During a four-year period, fourteen individuals (fifteen shoulders) who had been seen at the shoulder service of our institution because of pain in the shoulder had a radiographic finding of an os acromiale. On clinical examination, the pain appeared to be due to an unstable os acromiale because the patients had point tenderness over the acromion and pain on forward elevation of the shoulder. The diagnosis of an os acromiale was confirmed on radiographs, magnetic resonance images, or a bone scan. Eight patients had an associated tear of the rotator cuff. The os acromiale was located in the pre-acromion in one shoulder, the meso-acromion in eleven shoulders, and the meta-acromion in three shoulders. At the operation, the anterior aspect of the acromion was found to be unstable in all shoulders.Eleven patients (twelve shoulders) had open reduction of the os acromiale and insertion of an autogenous iliac-crest bone graft. Of those patients, four (five shoulders) had open reduction and internal fixation with a tension-band procedure with use of pins and wires. Only one of those shoulders had a solid osseous union, and the other four shoulders had a non-union that was due to a disruption of the fixation. The remaining seven patients (seven shoulders) had open reduction and internal fixation with use of cannulated screws and a tension-band construct; a solid osseous union was achieved in all but one of them. One patient had excision of the pre-acromion, which relieved the pain. Two patients who had had failed open reduction and internal fixation had excision of a grossly unstable os acromiale in the meso-acromion; both patients had pain and weakness after this procedure.Of the twelve shoulders that had open reduction and bone-grafting, seven had union of the os acromiale; the average time to radiographic and clinical union was nine weeks (range, seven to twenty weeks). We concluded that, although it is rare, symptomatic unstable os acromiale does occur and can be effectively treated with use of autogenous bone-grafting and internal fixation with a rigid tension-band construct and cannulated screws.
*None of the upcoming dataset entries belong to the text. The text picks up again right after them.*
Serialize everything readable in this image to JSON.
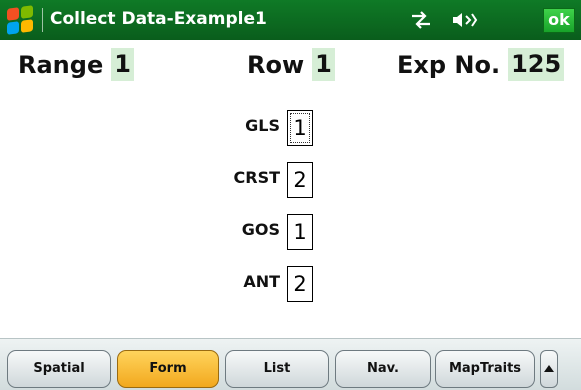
{
  "titlebar": {
    "title": "Collect Data-Example1",
    "ok_label": "ok",
    "icons": [
      "windows-start-icon",
      "connectivity-icon",
      "volume-icon"
    ]
  },
  "header": {
    "range_label": "Range",
    "range_value": "1",
    "row_label": "Row",
    "row_value": "1",
    "exp_label": "Exp No.",
    "exp_value": "125"
  },
  "form": {
    "fields": [
      {
        "label": "GLS",
        "value": "1"
      },
      {
        "label": "CRST",
        "value": "2"
      },
      {
        "label": "GOS",
        "value": "1"
      },
      {
        "label": "ANT",
        "value": "2"
      }
    ]
  },
  "tabs": {
    "active": "Form",
    "items": [
      {
        "label": "Spatial"
      },
      {
        "label": "Form"
      },
      {
        "label": "List"
      },
      {
        "label": "Nav."
      },
      {
        "label": "MapTraits"
      }
    ]
  },
  "colors": {
    "titlebar_green": "#0f7a26",
    "value_highlight": "#d6eed6",
    "active_tab": "#f2a81e"
  }
}
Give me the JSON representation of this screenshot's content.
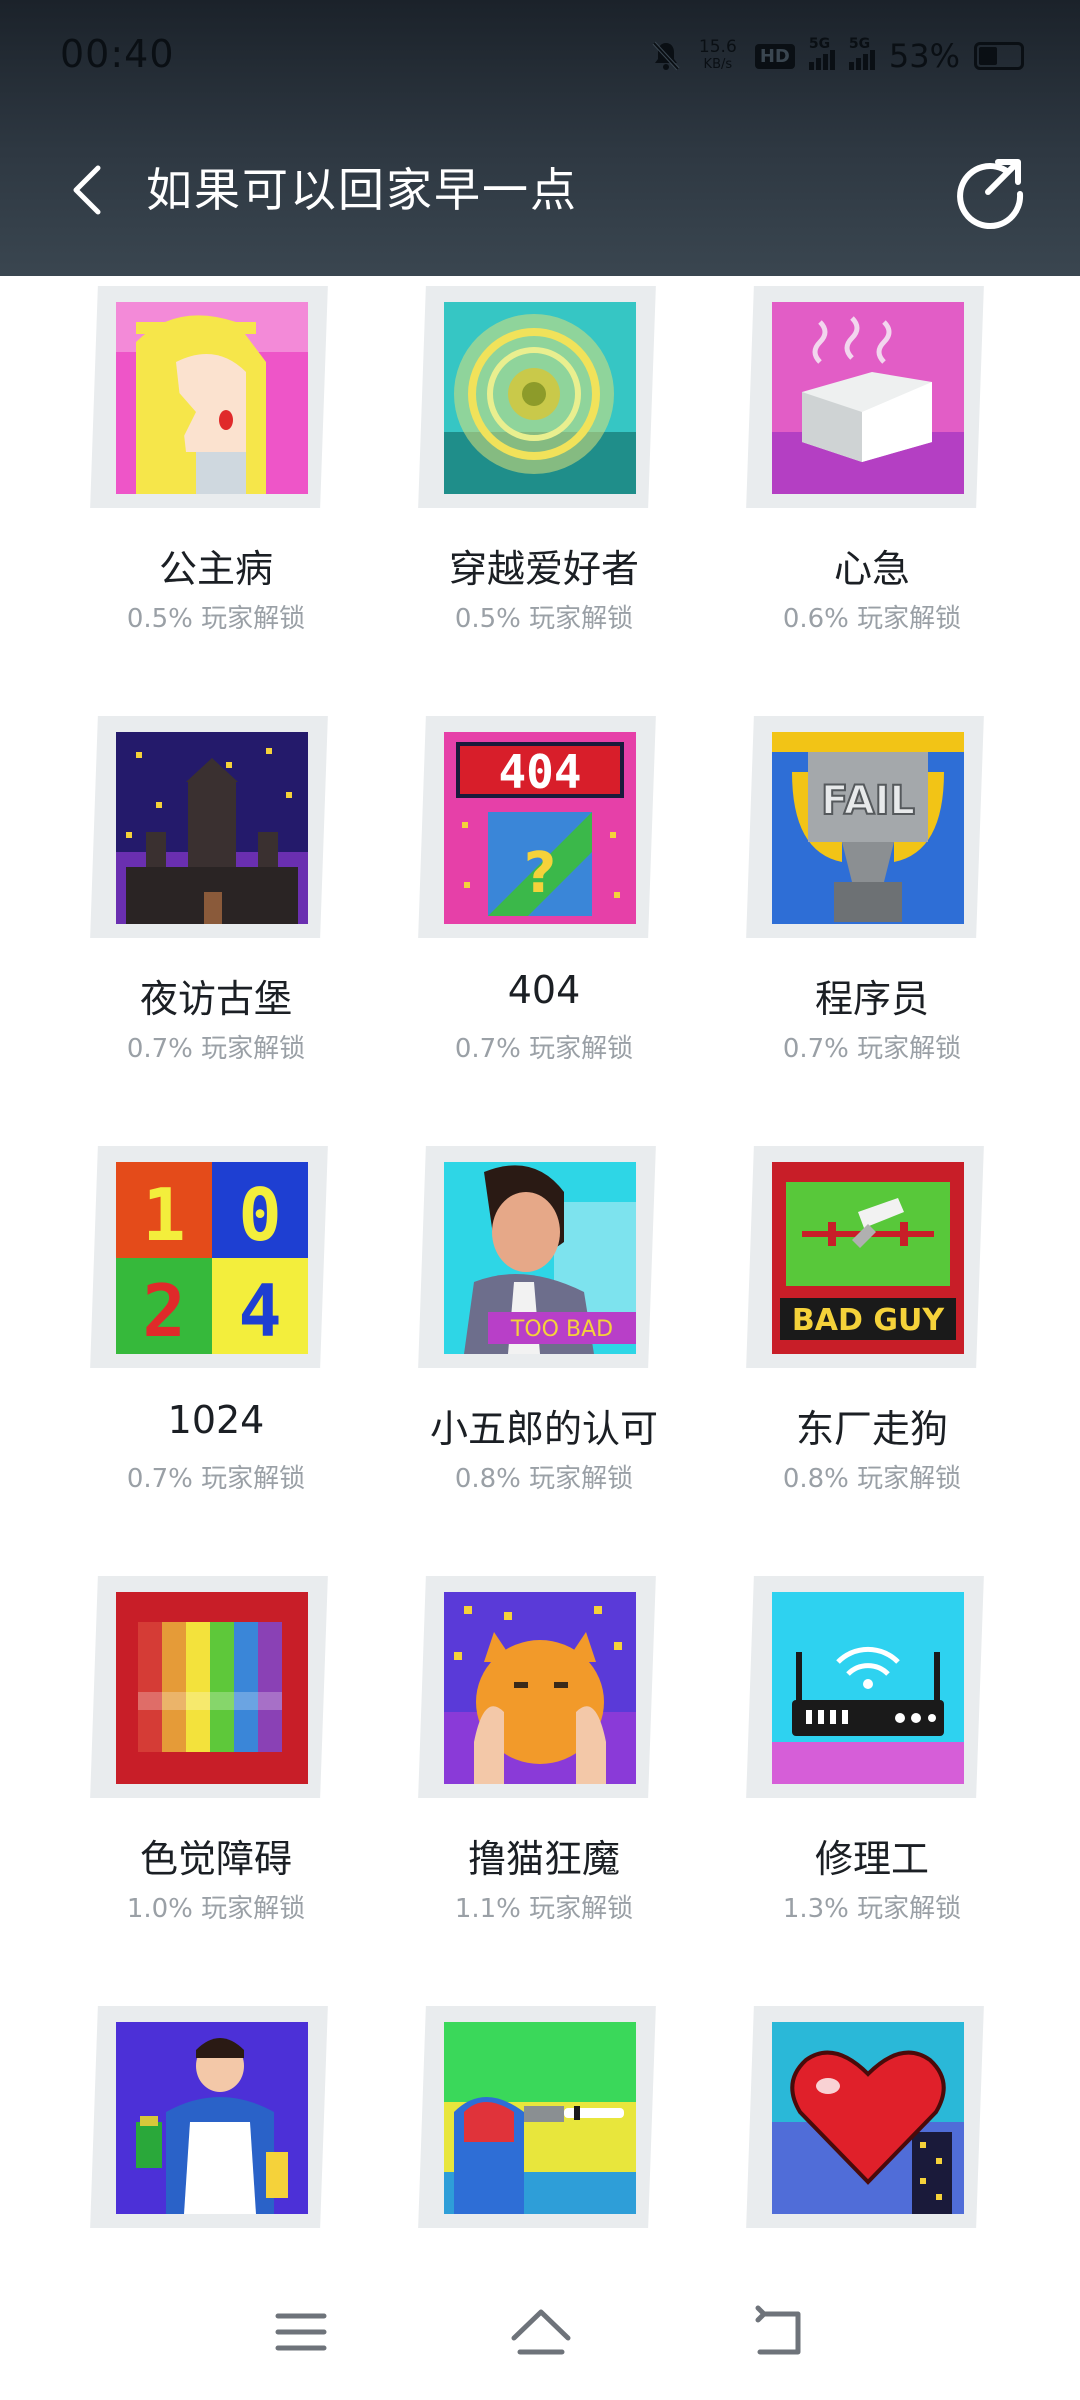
{
  "status": {
    "time": "00:40",
    "net_speed_value": "15.6",
    "net_speed_unit": "KB/s",
    "hd": "HD",
    "sim1": "5G",
    "sim2": "5G",
    "battery": "53%"
  },
  "header": {
    "title": "如果可以回家早一点",
    "back_icon": "chevron-left-icon",
    "share_icon": "share-icon"
  },
  "achievements": [
    {
      "name": "公主病",
      "rate": "0.5% 玩家解锁",
      "icon": "princess-icon"
    },
    {
      "name": "穿越爱好者",
      "rate": "0.5% 玩家解锁",
      "icon": "portal-icon"
    },
    {
      "name": "心急",
      "rate": "0.6% 玩家解锁",
      "icon": "tofu-icon"
    },
    {
      "name": "夜访古堡",
      "rate": "0.7% 玩家解锁",
      "icon": "castle-icon"
    },
    {
      "name": "404",
      "rate": "0.7% 玩家解锁",
      "icon": "404-icon",
      "tile_text": "404"
    },
    {
      "name": "程序员",
      "rate": "0.7% 玩家解锁",
      "icon": "fail-trophy-icon",
      "tile_text": "FAIL"
    },
    {
      "name": "1024",
      "rate": "0.7% 玩家解锁",
      "icon": "1024-icon",
      "tile_text": [
        "1",
        "0",
        "2",
        "4"
      ]
    },
    {
      "name": "小五郎的认可",
      "rate": "0.8% 玩家解锁",
      "icon": "too-bad-icon",
      "tile_text": "TOO BAD"
    },
    {
      "name": "东厂走狗",
      "rate": "0.8% 玩家解锁",
      "icon": "bad-guy-icon",
      "tile_text": "BAD GUY"
    },
    {
      "name": "色觉障碍",
      "rate": "1.0% 玩家解锁",
      "icon": "color-bars-icon"
    },
    {
      "name": "撸猫狂魔",
      "rate": "1.1% 玩家解锁",
      "icon": "cat-icon"
    },
    {
      "name": "修理工",
      "rate": "1.3% 玩家解锁",
      "icon": "router-icon"
    },
    {
      "name": "",
      "rate": "",
      "icon": "cleaner-icon"
    },
    {
      "name": "",
      "rate": "",
      "icon": "fan-icon"
    },
    {
      "name": "",
      "rate": "",
      "icon": "heart-icon"
    }
  ],
  "nav": {
    "menu_icon": "menu-icon",
    "home_icon": "home-icon",
    "back_icon": "back-icon"
  }
}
Figures in this Article
    Sign In to Your Personal ProfileSign In To Access Full Content
    Not a Subscriber?
    Get online access for 30 days for $35
    New to JBJS?
    Sign up for a full subscription to both the print and online editions
    Register for a FREE limited account to get full access to all CME activities, to comment on public articles, or to sign up for alerts.
    Register for a FREE limited account to get full access to all CME activities
    Have a subscription to the print edition?
    Current subscribers to The Journal of Bone & Joint Surgery in either the print or quarterly DVD formats receive free online access to JBJS.org.
    Forgot your password?
    Enter your username and email address. We'll send you a reminder to the email address on record.

    Forgot your username or need assistance? Please contact customer service at subs@jbjs.org. If your access is provided
    by your institution, please contact you librarian or administrator for username and password information. Institutional
    administrators, to reset your institution's master username or password, please contact subs@jbjs.org


    Accreditation Statement
    These activities have been planned and implemented in accordance with the Essential Areas and policies of the Accreditation Council for Continuing Medical Education (ACCME) through the joint sponsorship of the American Academy of Orthopaedic Surgeons and The Journal of Bone and Joint Surgery, Inc. The American Academy of Orthopaedic Surgeons is accredited by the ACCME to provide continuing medical education for physicians.
    CME Activities Associated with This Article
    Submit a Comment
    Please read the other comments before you post yours. Contributors must reveal any conflict of interest.
    Comments are moderated and will appear on the site at the discretion of JBJS editorial staff.

    * = Required Field
    (if multiple authors, separate names by comma)
    Example: John Doe

    Related Content
    The Journal of Bone & Joint Surgery
    JBJS Case Connector
    Topic Collections
    Related Audio and Videos
    PubMed Articles
    Clinical Trials
    Readers of This Also Read...
    JBJS Jobs
    Georgia - Choice Care Occupational Medicine & Orthopaedics
    Louisiana - Ochsner Health System
    DC - Children's National Medical Center
    MA - Boston Medical Center and Boston University School of Medicine